Fifty years ago, John Raines boarded a bus that changed his life. It was the summer of 1961, and he was one of the 400-plus Freedom Riders who rode into the American South, white and black together, risking their lives to challenge legal segregation.
The journey took Raines, now a professor emeritus at Temple University, from privilege to protest. “I just had no realistic grasp on the degree of violence that we would face down South,” he says. “For the first time in my life, I found myself on the other side of power.”
Speaking at the NASW-NJ Annual Board Installation and Membership Celebration on September 28, 2013, Professor Raines added to this recollection when, looking back on his experiences in the fight for civil rights, he said: “Freedom, political freedom, is built upon and preserved by equality—not absolute equality but that relative equality of common citizens sharing an equal voice in how things are run, and for whose benefit.”
More facts about Raines’ remarkable career emerged in January 2014 when the Philadelphia Inquirer ran a story about a group calling itself “Citizens Commission to Investigate the FBI.” On March 8, 1971, the group, which included John Raines, his wife, Bonnie, and three other civil rights activists, broke into the FBI offices in Media, PA. They removed all the files, and mailed copies of the political information to selected newspapers and progressive politicians. The Washington Post made the files public.
This break-in and what followed are part of the subject of a newly released book, The Burglary: The Discovery of J. Edgar Hoover’s Secret FBI (Medsger, 2014), which details the unsolved mystery of the break-in. A secret held for more than 40 years, the details of their burglary include the group’s objective: to obtain evidence of the FBI’s nationwide campaign against opponents of the Vietnam War, the surveillance by the FBI of African American student organizations, and the infiltration of secret informants in schools and churches in Black communities. This event contributed to future changes in FBI practices.
As Michael Kortan, an FBI spokesman put it: “A number of events during that era, including the burglary, contributed to changes in how the FBI identified and addressed domestic security threats, leading to reform of the FBI’s intelligence policies and practices, including the creation of investigative guidelines by the Department of Justice.”
“The distinction between being a criminal and breaking laws is very important,” John Raines says. “When the law, or when the institutions that enforce laws and interpret laws, become the crime as happened in J. Edgar Hoover’s FBI, then the only way to stop that crime from happening is to expose what’s going on.”

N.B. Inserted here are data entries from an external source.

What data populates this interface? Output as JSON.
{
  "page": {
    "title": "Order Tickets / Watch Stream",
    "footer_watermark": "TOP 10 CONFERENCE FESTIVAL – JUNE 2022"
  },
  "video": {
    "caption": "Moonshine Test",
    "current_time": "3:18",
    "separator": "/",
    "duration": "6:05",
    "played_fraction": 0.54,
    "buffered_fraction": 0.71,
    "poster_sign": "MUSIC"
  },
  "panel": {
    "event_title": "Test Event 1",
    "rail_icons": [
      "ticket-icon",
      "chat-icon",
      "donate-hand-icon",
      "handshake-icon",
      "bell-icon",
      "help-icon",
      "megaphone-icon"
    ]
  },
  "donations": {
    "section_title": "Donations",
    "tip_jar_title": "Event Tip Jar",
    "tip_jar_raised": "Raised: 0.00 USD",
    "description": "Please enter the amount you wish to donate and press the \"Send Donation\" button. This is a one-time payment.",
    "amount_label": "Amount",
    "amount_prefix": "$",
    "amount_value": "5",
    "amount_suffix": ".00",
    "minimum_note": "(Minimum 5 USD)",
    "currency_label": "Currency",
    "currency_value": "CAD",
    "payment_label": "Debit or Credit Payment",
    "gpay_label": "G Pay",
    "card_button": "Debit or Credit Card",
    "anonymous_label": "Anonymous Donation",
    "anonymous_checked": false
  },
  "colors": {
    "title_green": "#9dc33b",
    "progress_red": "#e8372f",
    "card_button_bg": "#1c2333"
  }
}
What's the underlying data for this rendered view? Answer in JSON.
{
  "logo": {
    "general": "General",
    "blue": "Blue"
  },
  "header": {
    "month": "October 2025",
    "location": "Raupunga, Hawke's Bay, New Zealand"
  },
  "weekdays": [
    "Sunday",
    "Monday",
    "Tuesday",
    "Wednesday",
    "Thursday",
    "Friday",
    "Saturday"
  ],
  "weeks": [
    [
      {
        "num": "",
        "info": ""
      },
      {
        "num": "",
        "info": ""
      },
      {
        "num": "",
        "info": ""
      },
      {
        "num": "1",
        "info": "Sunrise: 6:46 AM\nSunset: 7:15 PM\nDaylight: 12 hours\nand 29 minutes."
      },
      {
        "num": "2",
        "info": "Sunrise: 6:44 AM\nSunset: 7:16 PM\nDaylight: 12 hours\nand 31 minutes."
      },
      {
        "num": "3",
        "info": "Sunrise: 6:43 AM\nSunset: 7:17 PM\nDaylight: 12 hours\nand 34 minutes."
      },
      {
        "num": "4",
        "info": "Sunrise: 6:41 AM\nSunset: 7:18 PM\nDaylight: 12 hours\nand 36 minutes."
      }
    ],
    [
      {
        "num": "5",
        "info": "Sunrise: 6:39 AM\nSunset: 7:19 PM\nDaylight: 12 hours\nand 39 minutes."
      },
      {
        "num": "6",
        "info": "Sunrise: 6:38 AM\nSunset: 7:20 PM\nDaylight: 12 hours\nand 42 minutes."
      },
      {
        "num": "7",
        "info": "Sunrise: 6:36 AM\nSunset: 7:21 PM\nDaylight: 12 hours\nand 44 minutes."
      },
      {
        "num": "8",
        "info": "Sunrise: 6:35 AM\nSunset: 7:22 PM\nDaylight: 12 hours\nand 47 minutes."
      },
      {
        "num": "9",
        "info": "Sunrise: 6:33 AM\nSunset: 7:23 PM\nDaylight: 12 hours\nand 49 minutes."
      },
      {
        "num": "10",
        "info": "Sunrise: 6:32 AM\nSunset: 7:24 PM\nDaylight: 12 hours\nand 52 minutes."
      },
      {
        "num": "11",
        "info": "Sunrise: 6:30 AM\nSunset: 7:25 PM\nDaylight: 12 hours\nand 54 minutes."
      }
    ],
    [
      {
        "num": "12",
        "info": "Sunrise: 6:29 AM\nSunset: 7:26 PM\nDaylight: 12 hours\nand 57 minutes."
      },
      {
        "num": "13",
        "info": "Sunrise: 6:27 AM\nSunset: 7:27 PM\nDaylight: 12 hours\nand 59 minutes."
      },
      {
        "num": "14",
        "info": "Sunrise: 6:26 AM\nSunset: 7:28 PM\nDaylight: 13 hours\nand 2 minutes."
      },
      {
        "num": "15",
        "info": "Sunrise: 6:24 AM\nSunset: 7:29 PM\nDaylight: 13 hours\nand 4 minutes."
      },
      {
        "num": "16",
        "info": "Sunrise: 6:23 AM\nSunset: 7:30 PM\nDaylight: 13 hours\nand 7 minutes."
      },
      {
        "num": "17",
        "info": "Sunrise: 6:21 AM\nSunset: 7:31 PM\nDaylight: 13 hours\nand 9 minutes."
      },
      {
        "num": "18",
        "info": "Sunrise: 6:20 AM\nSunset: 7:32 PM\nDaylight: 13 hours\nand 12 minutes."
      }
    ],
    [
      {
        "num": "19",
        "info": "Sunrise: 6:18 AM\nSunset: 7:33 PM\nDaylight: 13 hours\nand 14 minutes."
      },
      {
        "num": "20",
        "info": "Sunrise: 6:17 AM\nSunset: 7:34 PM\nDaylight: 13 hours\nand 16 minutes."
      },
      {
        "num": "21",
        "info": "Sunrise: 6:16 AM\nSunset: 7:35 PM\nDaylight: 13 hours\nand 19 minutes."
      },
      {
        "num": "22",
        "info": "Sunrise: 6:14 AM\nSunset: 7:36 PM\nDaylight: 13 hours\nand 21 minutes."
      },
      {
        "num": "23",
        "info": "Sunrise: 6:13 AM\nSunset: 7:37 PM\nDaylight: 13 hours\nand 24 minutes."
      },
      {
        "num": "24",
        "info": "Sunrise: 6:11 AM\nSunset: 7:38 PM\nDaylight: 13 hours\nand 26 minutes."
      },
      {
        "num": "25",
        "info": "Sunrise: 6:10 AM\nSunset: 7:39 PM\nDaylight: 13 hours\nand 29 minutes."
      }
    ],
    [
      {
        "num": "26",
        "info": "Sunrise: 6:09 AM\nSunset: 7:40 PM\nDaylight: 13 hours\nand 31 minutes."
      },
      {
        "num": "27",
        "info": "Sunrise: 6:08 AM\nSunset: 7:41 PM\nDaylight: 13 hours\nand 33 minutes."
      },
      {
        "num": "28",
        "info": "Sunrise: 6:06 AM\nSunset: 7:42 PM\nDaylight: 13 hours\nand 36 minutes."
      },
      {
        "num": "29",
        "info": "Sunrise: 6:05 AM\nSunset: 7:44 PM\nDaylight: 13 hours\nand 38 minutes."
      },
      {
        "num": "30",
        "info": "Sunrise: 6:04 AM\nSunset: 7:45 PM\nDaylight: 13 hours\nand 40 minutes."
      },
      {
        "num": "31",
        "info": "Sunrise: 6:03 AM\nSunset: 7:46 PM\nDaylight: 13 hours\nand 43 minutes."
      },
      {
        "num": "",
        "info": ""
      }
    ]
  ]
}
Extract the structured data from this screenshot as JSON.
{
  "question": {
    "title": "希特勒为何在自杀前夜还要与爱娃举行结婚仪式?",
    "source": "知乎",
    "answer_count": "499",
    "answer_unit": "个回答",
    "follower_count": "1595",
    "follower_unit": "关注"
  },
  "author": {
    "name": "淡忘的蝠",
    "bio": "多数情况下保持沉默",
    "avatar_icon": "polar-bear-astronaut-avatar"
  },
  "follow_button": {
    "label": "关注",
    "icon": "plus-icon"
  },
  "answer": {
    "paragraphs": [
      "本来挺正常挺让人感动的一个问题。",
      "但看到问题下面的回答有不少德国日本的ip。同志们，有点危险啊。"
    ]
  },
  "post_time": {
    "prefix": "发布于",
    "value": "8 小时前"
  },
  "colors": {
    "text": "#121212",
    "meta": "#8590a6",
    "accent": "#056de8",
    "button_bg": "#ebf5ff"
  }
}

Raines, who spent the ensuing decades as a professor of religious studies, said the crime and its aftermath made this a Philadelphia story in a much deeper sense than just geographically.
“I am convinced it could not have been successful except in the Philadelphia region,” he said: We knew that there were literally thousands of war resisters in the Philadelphia area, and we knew that no matter how many agents J. Edgar Hoover threw out there to try to find us, they faced a very daunting task to sift through thousands of possible suspects.”
Professor Raines retired in June 2011 from Temple University but still teaches a course on social protest in the 1960s. He is the author/editor of eight books and numerous articles. His area of interest is religion and political economy. Raines has been chair of the Department of Religion, President of the Interfaith Council on the Holocaust of Philadelphia, and a Co-host of the award-winning Sunday morning ABC (Philadelphia) talk show “Dialogue.”
Still passionate about social justice he says: “Inequality is worse today than it was in the 60s.” He cites statistics that show 33 percent of personal wealth is in the hands of just 1 percent of the population. Ever committed to social action, Professor Raines remains a model for all of us. As one former student said: “I have realized the type of person I want to be and the type of world I want to live in because of him.”
For his remarkable career on the forefront of civil rights, social justice, and social activism, the New Jersey Chapter of the National Association of Social Workers is proud to honor Professor John Raines with the 2014 President’s Award.